Our research covers developmental processes (e.g. in utero effects; Rebecca ReynoldsMandy DrakeKaren Chapmanadipose cell lineage and heterogeneityYou-Ying Chau), genetics – including utilisation of model organisms (Nik MortonRob SempleMargarete HeckJames Minchin), epigenetics and gene regulation (Mandy Drake, Matt Brook), mature cell function and pathogenesis (e.g. insulin resistanceRob Semple; insulin secretion, Shareen ForbesinflammationCecile BenezechhypoxiaZoi Michailidou and steroid metabolismRuth AndrewRuth MorganMark Nixon), through to regeneration and transplant of organs (Shareen Forbes) that are central to metabolic homeostasis.

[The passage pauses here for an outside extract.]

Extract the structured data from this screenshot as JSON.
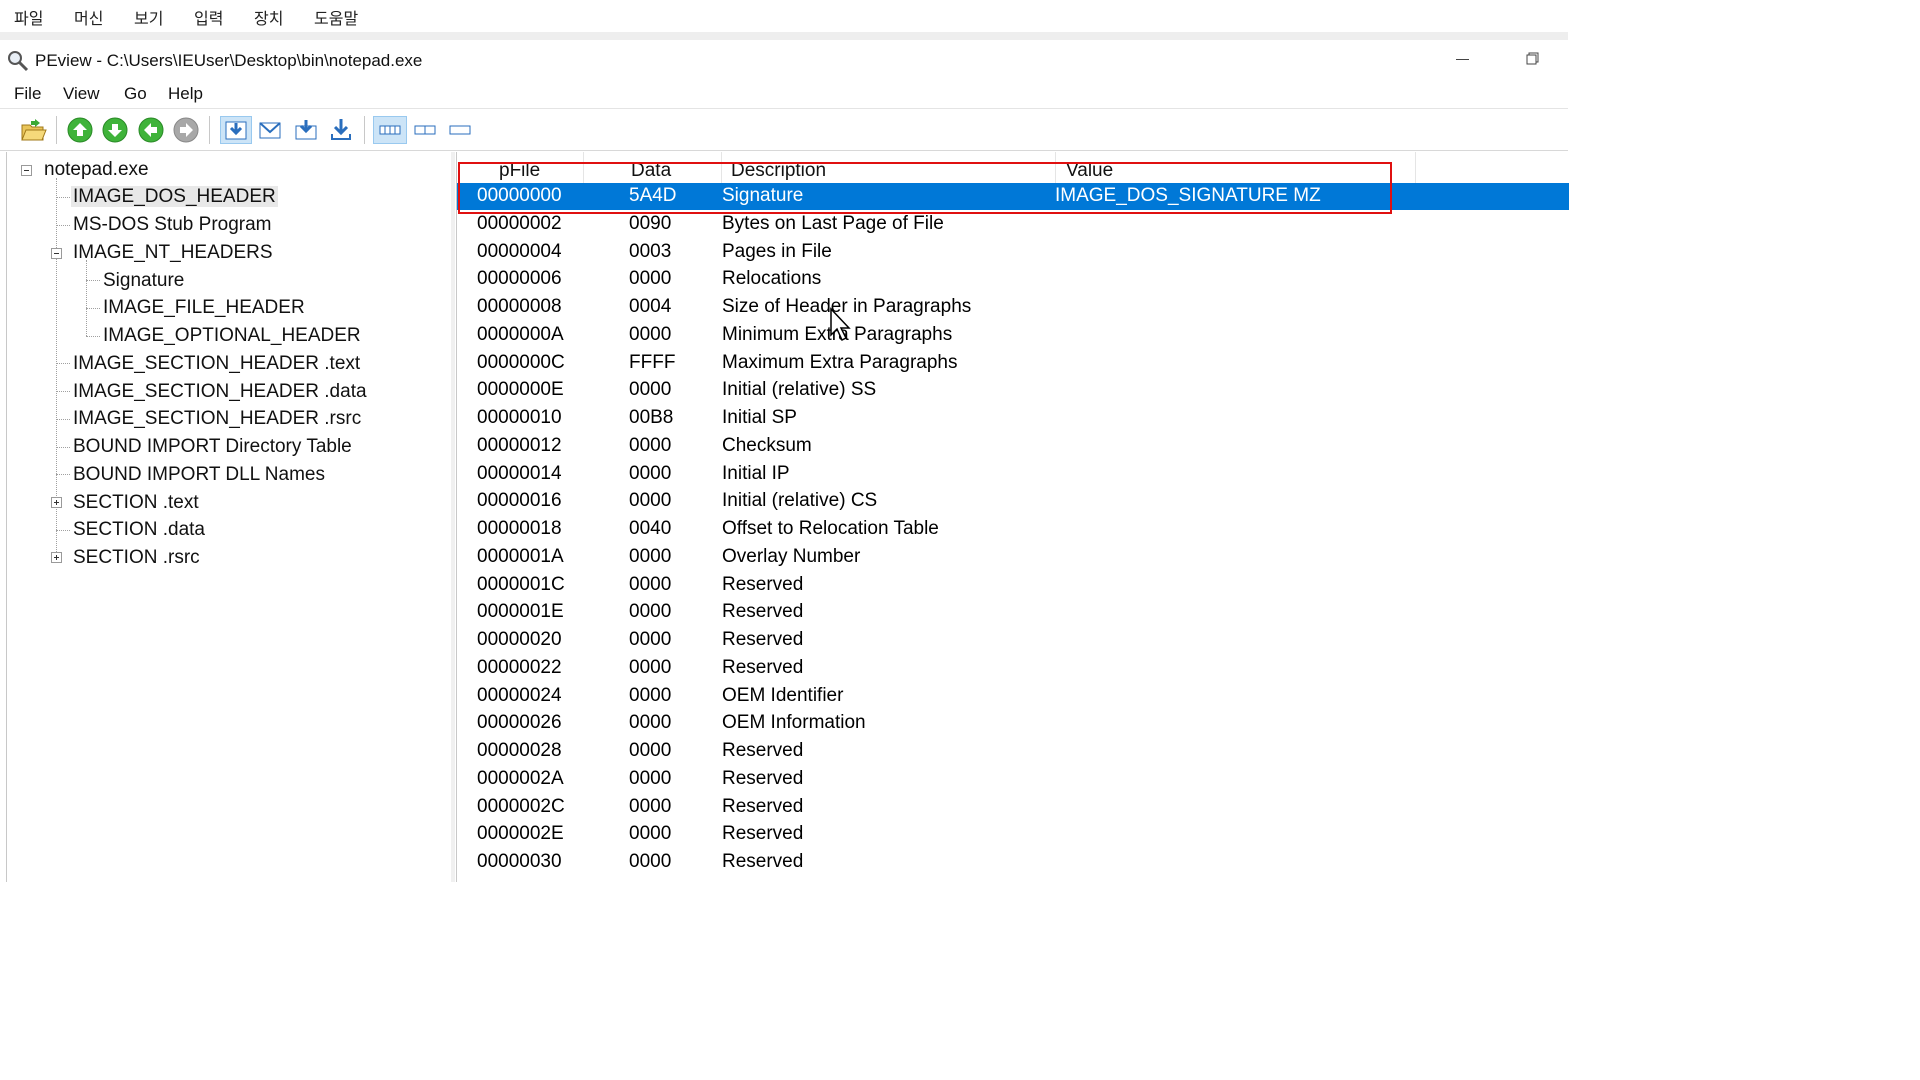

We have a particular interest in adipose tissue distribution and function (visceral/subcutaneous; Rob SempleJames Minchin, You-Ying ChauRuth MorganMark Nixon; marrow; Will Cawthorn, brown/beige; Roland StimsonZoi Michailidou). We also study integrated metabolism of the liver, heart (Karen Chapman), kidney, muscle (Roland Stimson), pancreatic islets (Shareen ForbesNik Morton) and lymphoid tissue (Cecile Benezech).

The aim of the Metabolism Obesity and Diabetes Theme is to act as a forum for cross-disciplinary collaborations aimed at understanding and ultimately treating cardiometabolic diseases.

 

 

Principal Investigators and Early Career Fellows:

Rebecca ReynoldsMandy DrakeKaren ChapmanYou-Ying ChauNik MortonRob SempleMargarete HeckJames Minchin, Matt Brook, Shareen ForbesCecile BenezechZoi MichailidouRuth AndrewRuth MorganMark NixonWill Cawthorn, Roland StimsonLaura Denby, Sari Pennings, Tim Aitman, Phil Coan, Joyce Yau, and Scott Webster